Exercise details
Every record needs to be repeated exactly; its pictures do not.

Provided data: Begin

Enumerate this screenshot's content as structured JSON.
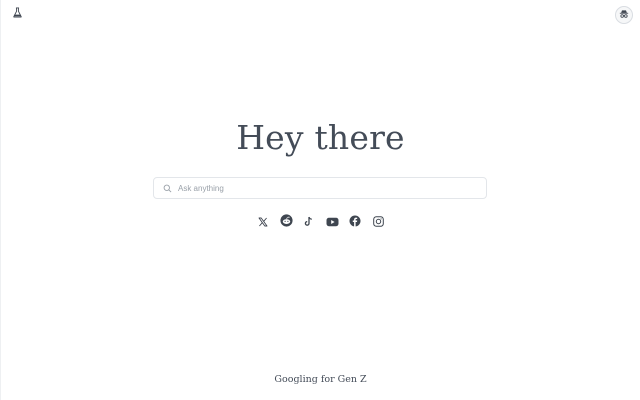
{
  "header": {
    "logo_icon": "flask-icon",
    "avatar_icon": "incognito-icon"
  },
  "main": {
    "title": "Hey there",
    "search": {
      "placeholder": "Ask anything",
      "value": "",
      "icon": "search-icon"
    },
    "socials": [
      {
        "name": "x-icon"
      },
      {
        "name": "reddit-icon"
      },
      {
        "name": "tiktok-icon"
      },
      {
        "name": "youtube-icon"
      },
      {
        "name": "facebook-icon"
      },
      {
        "name": "instagram-icon"
      }
    ]
  },
  "footer": {
    "tagline": "Googling for Gen Z"
  },
  "colors": {
    "text": "#444c58",
    "icon": "#3f4650",
    "border": "#e3e6ea",
    "placeholder": "#9aa1a9"
  }
}
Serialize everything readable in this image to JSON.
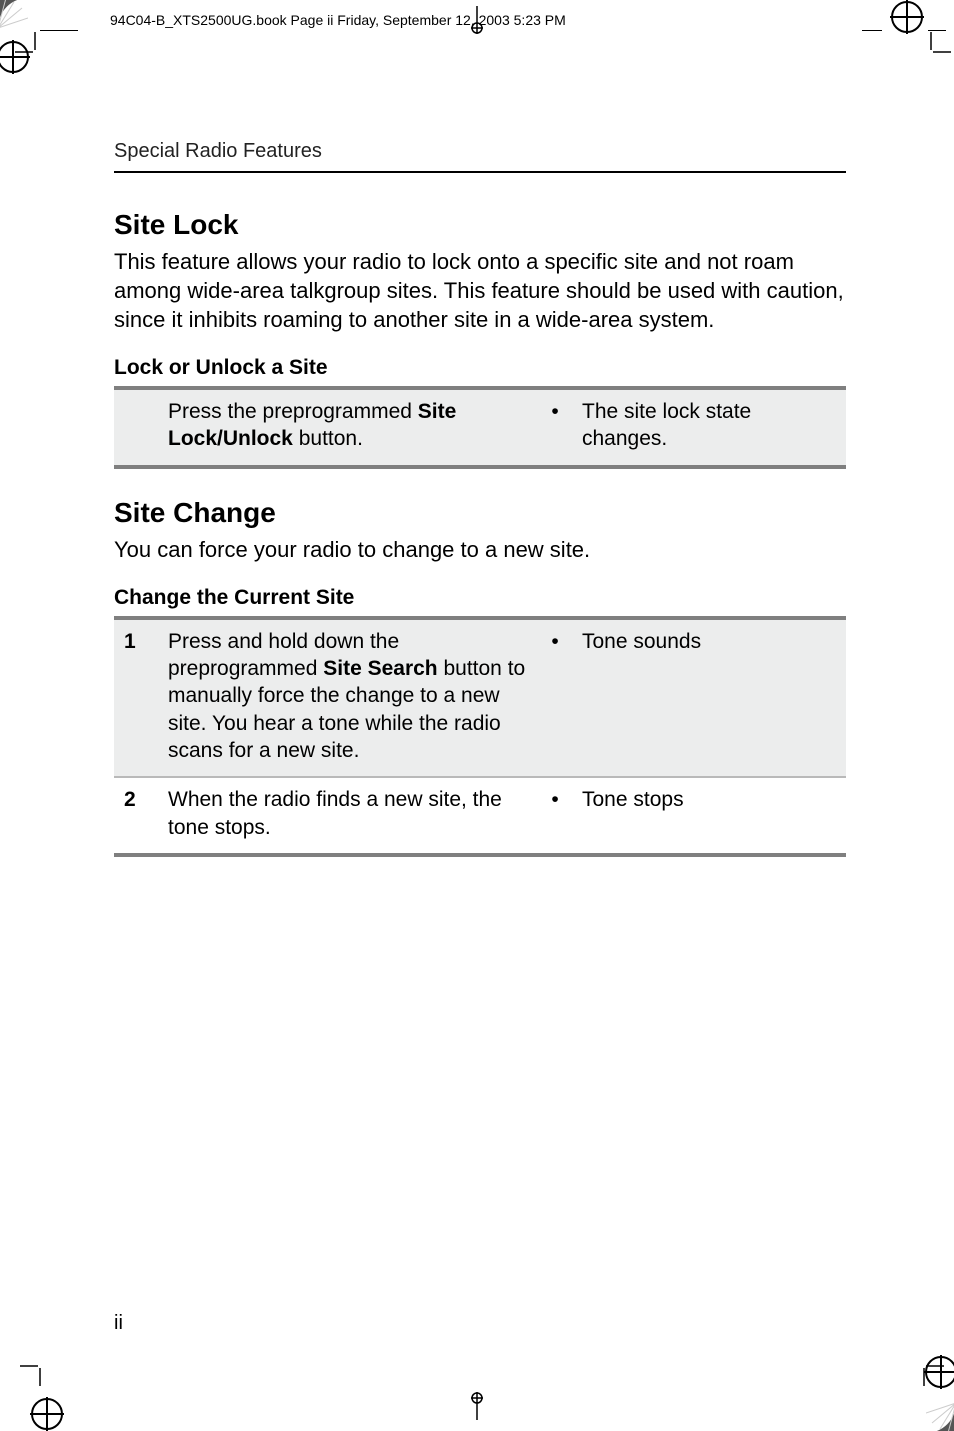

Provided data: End

Written solution
Enumerate this screenshot's content as structured JSON.
{
  "header": {
    "logo_icon": "flask-icon",
    "avatar_icon": "incognito-icon"
  },
  "main": {
    "title": "Hey there",
    "search": {
      "placeholder": "Ask anything",
      "value": "",
      "icon": "search-icon"
    },
    "socials": [
      {
        "name": "x-icon"
      },
      {
        "name": "reddit-icon"
      },
      {
        "name": "tiktok-icon"
      },
      {
        "name": "youtube-icon"
      },
      {
        "name": "facebook-icon"
      },
      {
        "name": "instagram-icon"
      }
    ]
  },
  "footer": {
    "tagline": "Googling for Gen Z"
  },
  "colors": {
    "text": "#444c58",
    "icon": "#3f4650",
    "border": "#e3e6ea",
    "placeholder": "#9aa1a9"
  }
}
Serialize everything readable in this image to JSON.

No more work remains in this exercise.